▶ [Study material]:
● ● ●
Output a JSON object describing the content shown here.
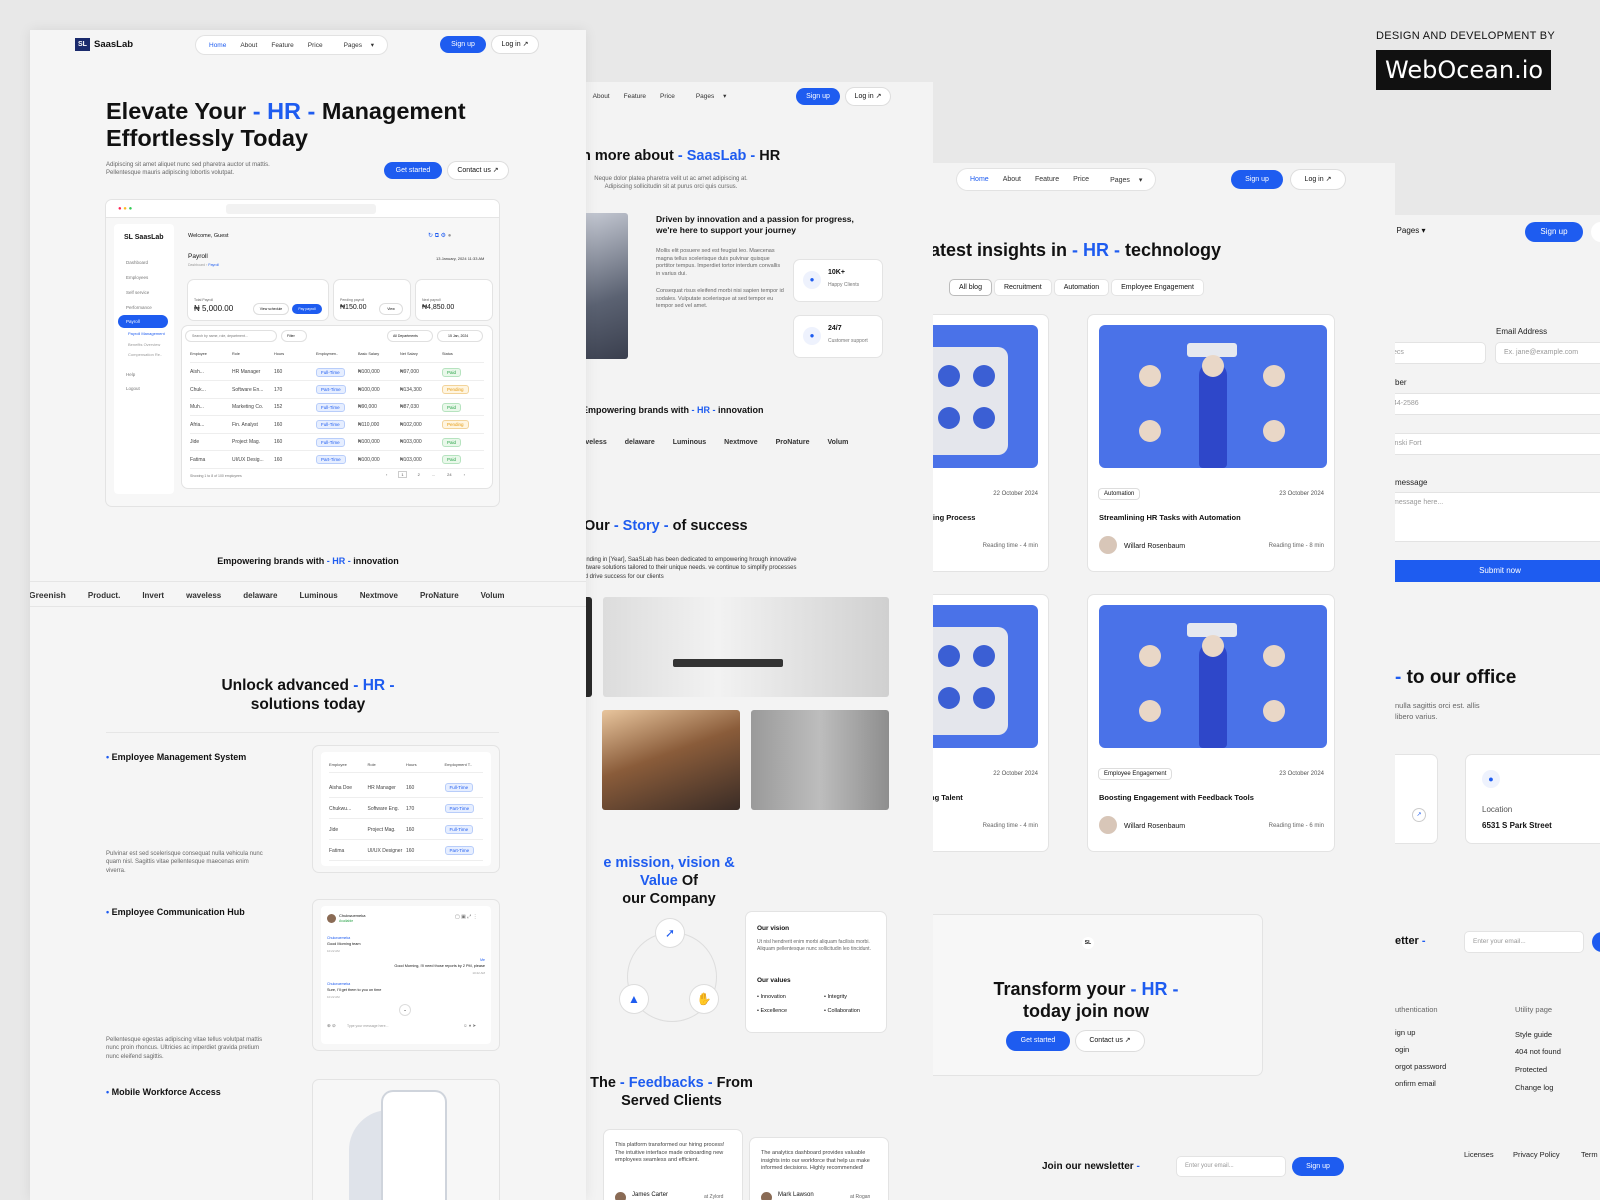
{
  "brand": {
    "credit_line": "DESIGN AND DEVELOPMENT BY",
    "credit_name": "WebOcean.io"
  },
  "nav": {
    "home": "Home",
    "about": "About",
    "feature": "Feature",
    "price": "Price",
    "pages": "Pages",
    "signup": "Sign up",
    "login": "Log in"
  },
  "p1": {
    "logo": "SaasLab",
    "hero_title_1": "Elevate Your ",
    "hero_hl": "- HR -",
    "hero_title_2": " Management",
    "hero_title_3": "Effortlessly Today",
    "hero_sub": "Adipiscing sit amet aliquet nunc sed pharetra auctor ut mattis. Pellentesque mauris adipiscing lobortis volutpat.",
    "get_started": "Get started",
    "contact": "Contact us",
    "dash": {
      "welcome": "Welcome, Guest",
      "payroll": "Payroll",
      "crumb": "Dashboard",
      "crumb2": "Payroll",
      "date": "13 January, 2024 11:33 AM",
      "menu": [
        "Dashboard",
        "Employees",
        "Self service",
        "Performance",
        "Payroll",
        "Payroll Management",
        "Benefits Overview",
        "Compensation Re..",
        "Help",
        "Logout"
      ],
      "stat1_title": "Total Payroll",
      "stat1_val": "₦ 5,000.00",
      "stat2_title": "Pending payroll",
      "stat2_val": "₦150.00",
      "stat3_title": "Next payroll",
      "stat3_val": "₦4,850.00",
      "view_schedule": "View schedule",
      "pay_payroll": "Pay payroll",
      "view": "View",
      "search": "Search by name, role, department...",
      "filter": "Filter",
      "all_departments": "All Departments",
      "date_pick": "15 Jan, 2024",
      "cols": [
        "Employee",
        "Role",
        "Hours",
        "Employmen..",
        "Basic Salary",
        "Net Salary",
        "Status"
      ],
      "rows": [
        {
          "name": "Aish...",
          "role": "HR Manager",
          "hours": "160",
          "type": "Full-Time",
          "basic": "₦100,000",
          "net": "₦97,000",
          "status": "Paid"
        },
        {
          "name": "Chuk...",
          "role": "Software En...",
          "hours": "170",
          "type": "Part-Time",
          "basic": "₦100,000",
          "net": "₦134,300",
          "status": "Pending"
        },
        {
          "name": "Muh...",
          "role": "Marketing Co.",
          "hours": "152",
          "type": "Full-Time",
          "basic": "₦90,000",
          "net": "₦87,030",
          "status": "Paid"
        },
        {
          "name": "Afria...",
          "role": "Fin. Analyst",
          "hours": "160",
          "type": "Full-Time",
          "basic": "₦110,000",
          "net": "₦102,000",
          "status": "Pending"
        },
        {
          "name": "Jide",
          "role": "Project Mag.",
          "hours": "160",
          "type": "Full-Time",
          "basic": "₦100,000",
          "net": "₦103,000",
          "status": "Paid"
        },
        {
          "name": "Fatima",
          "role": "UI/UX Desig...",
          "hours": "160",
          "type": "Part-Time",
          "basic": "₦100,000",
          "net": "₦103,000",
          "status": "Paid"
        }
      ],
      "showing": "Showing 1 to 8 of 100 employees",
      "pages": [
        "1",
        "2",
        "...",
        "24"
      ]
    },
    "brands_title_1": "Empowering brands with ",
    "brands_hl": "- HR -",
    "brands_title_2": " innovation",
    "brands": [
      "Greenish",
      "Product.",
      "Invert",
      "waveless",
      "delaware",
      "Luminous",
      "Nextmove",
      "ProNature",
      "Volum"
    ],
    "unlock_1": "Unlock advanced ",
    "unlock_hl": "- HR -",
    "unlock_2": "solutions today",
    "f1_title": "Employee Management System",
    "f1_desc": "Pulvinar est sed scelerisque consequat nulla vehicula nunc quam nisl. Sagittis vitae pellentesque maecenas enim viverra.",
    "f2_title": "Employee Communication Hub",
    "f2_desc": "Pellentesque egestas adipiscing vitae tellus volutpat mattis nunc proin rhoncus. Ultricies ac imperdiet gravida pretium nunc eleifend sagittis.",
    "f3_title": "Mobile Workforce Access",
    "mini_cols": [
      "Employee",
      "Role",
      "Hours",
      "Employment T.."
    ],
    "mini_rows": [
      {
        "name": "Aisha Doe",
        "role": "HR Manager",
        "hours": "160",
        "type": "Full-Time"
      },
      {
        "name": "Chukwu...",
        "role": "Software Eng.",
        "hours": "170",
        "type": "Part-Time"
      },
      {
        "name": "Jide",
        "role": "Project Mag.",
        "hours": "160",
        "type": "Full-Time"
      },
      {
        "name": "Fatima",
        "role": "UI/UX Designer",
        "hours": "160",
        "type": "Part-Time"
      }
    ],
    "chat": {
      "name": "Chukwuemeka",
      "status": "Available",
      "m1_name": "Chukwuemeka",
      "m1": "Good Morning team",
      "m1_t": "10:22 AM",
      "me": "Me",
      "m2": "Good Morning, I'll need those reports by 2 PM, please",
      "m2_t": "10:22 AM",
      "m3_name": "Chukwuemeka",
      "m3": "Sure, I'll get them to you on time",
      "m3_t": "10:22 AM",
      "placeholder": "Type your message here..."
    }
  },
  "p2": {
    "title_1": "n more about ",
    "title_hl": "- SaasLab -",
    "title_2": " HR",
    "sub": "Neque dolor platea pharetra velit ut ac amet adipiscing at. Adipiscing sollicitudin sit at purus orci quis cursus.",
    "drive_title": "Driven by innovation and a passion for progress, we're here to support your journey",
    "drive_p1": "Mollis elit posuere sed est feugiat leo. Maecenas magna tellus scelerisque duis pulvinar quisque porttitor tempus. Imperdiet tortor interdum convallis in varius dui.",
    "drive_p2": "Consequat risus eleifend morbi nisi sapien tempor id sodales. Vulputate scelerisque at sed tempor eu tempor sed vel amet.",
    "stat1_val": "10K+",
    "stat1_lbl": "Happy Clients",
    "stat2_val": "24/7",
    "stat2_lbl": "Customer support",
    "brands_1": "Empowering brands with ",
    "brands_hl": "- HR -",
    "brands_2": " innovation",
    "brands": [
      "waveless",
      "delaware",
      "Luminous",
      "Nextmove",
      "ProNature",
      "Volum"
    ],
    "story_1": "Our ",
    "story_hl": "- Story -",
    "story_2": " of success",
    "story_p": "founding in [Year], SaaSLab has been dedicated to empowering hrough innovative software solutions tailored to their unique needs. ve continue to simplify processes and drive success for our clients",
    "mission_hl": "e mission, vision & Value",
    "mission_2": " Of",
    "mission_3": "our Company",
    "vision_title": "Our vision",
    "vision_p": "Ut nisl hendrerit enim morbi aliquam facilisis morbi. Aliquam pellentesque nunc sollicitudin leo tincidunt.",
    "values_title": "Our values",
    "values": [
      "Innovation",
      "Integrity",
      "Excellence",
      "Collaboration"
    ],
    "fb_1": "The ",
    "fb_hl": "- Feedbacks -",
    "fb_2": " From",
    "fb_3": "Served Clients",
    "fb1_text": "This platform transformed our hiring process! The intuitive interface made onboarding new employees seamless and efficient.",
    "fb1_name": "James Carter",
    "fb1_co": "at Zylord",
    "fb2_text": "The analytics dashboard provides valuable insights into our workforce that help us make informed decisions. Highly recommended!",
    "fb2_name": "Mark Lawson",
    "fb2_co": "at Rogan"
  },
  "p3": {
    "title_1": "atest insights in ",
    "title_hl": "- HR -",
    "title_2": " technology",
    "chips": [
      "All blog",
      "Recruitment",
      "Automation",
      "Employee Engagement"
    ],
    "c1_date": "22 October 2024",
    "c1_title": "ring Process",
    "c1_read": "Reading time - 4 min",
    "c2_tag": "Automation",
    "c2_date": "23 October 2024",
    "c2_title": "Streamlining HR Tasks with Automation",
    "c2_author": "Willard Rosenbaum",
    "c2_read": "Reading time - 8 min",
    "c3_date": "22 October 2024",
    "c3_title": "ng Talent",
    "c3_read": "Reading time - 4 min",
    "c4_tag": "Employee Engagement",
    "c4_date": "23 October 2024",
    "c4_title": "Boosting Engagement with Feedback Tools",
    "c4_author": "Willard Rosenbaum",
    "c4_read": "Reading time - 6 min",
    "cta_1": "Transform your ",
    "cta_hl": "- HR -",
    "cta_2": "today join now",
    "get_started": "Get started",
    "contact": "Contact us",
    "newsletter": "Join our newsletter ",
    "newsletter_hl": "-",
    "email_ph": "Enter your email...",
    "signup": "Sign up"
  },
  "p4": {
    "pages": "Pages",
    "signup": "Sign up",
    "email_label": "Email Address",
    "email_ph": "Ex. jane@example.com",
    "name_ph": "ecs",
    "phone_label": "ber",
    "phone_ph": "44-2586",
    "addr_ph": "inski Fort",
    "msg_label": "message",
    "msg_ph": "message here...",
    "submit": "Submit now",
    "office_hl": "-",
    "office": " to our office",
    "office_p": "nulla sagittis orci est. allis libero varius.",
    "loc_label": "Location",
    "loc_val": "6531 S Park Street",
    "nl": "etter ",
    "nl_hl": "-",
    "nl_ph": "Enter your email...",
    "col1_title": "uthentication",
    "col1": [
      "ign up",
      "ogin",
      "orgot password",
      "onfirm email"
    ],
    "col2_title": "Utility page",
    "col2": [
      "Style guide",
      "404 not found",
      "Protected",
      "Change log"
    ],
    "foot": [
      "Licenses",
      "Privacy Policy",
      "Term"
    ]
  }
}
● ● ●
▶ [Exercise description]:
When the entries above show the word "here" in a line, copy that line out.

▶ [Output for this exercise]:
Output a JSON object describing the content shown here.
      "placeholder": "Type your message here..."
    "drive_title": "Driven by innovation and a passion for progress, we're here to support your journey",
    "msg_ph": "message here...",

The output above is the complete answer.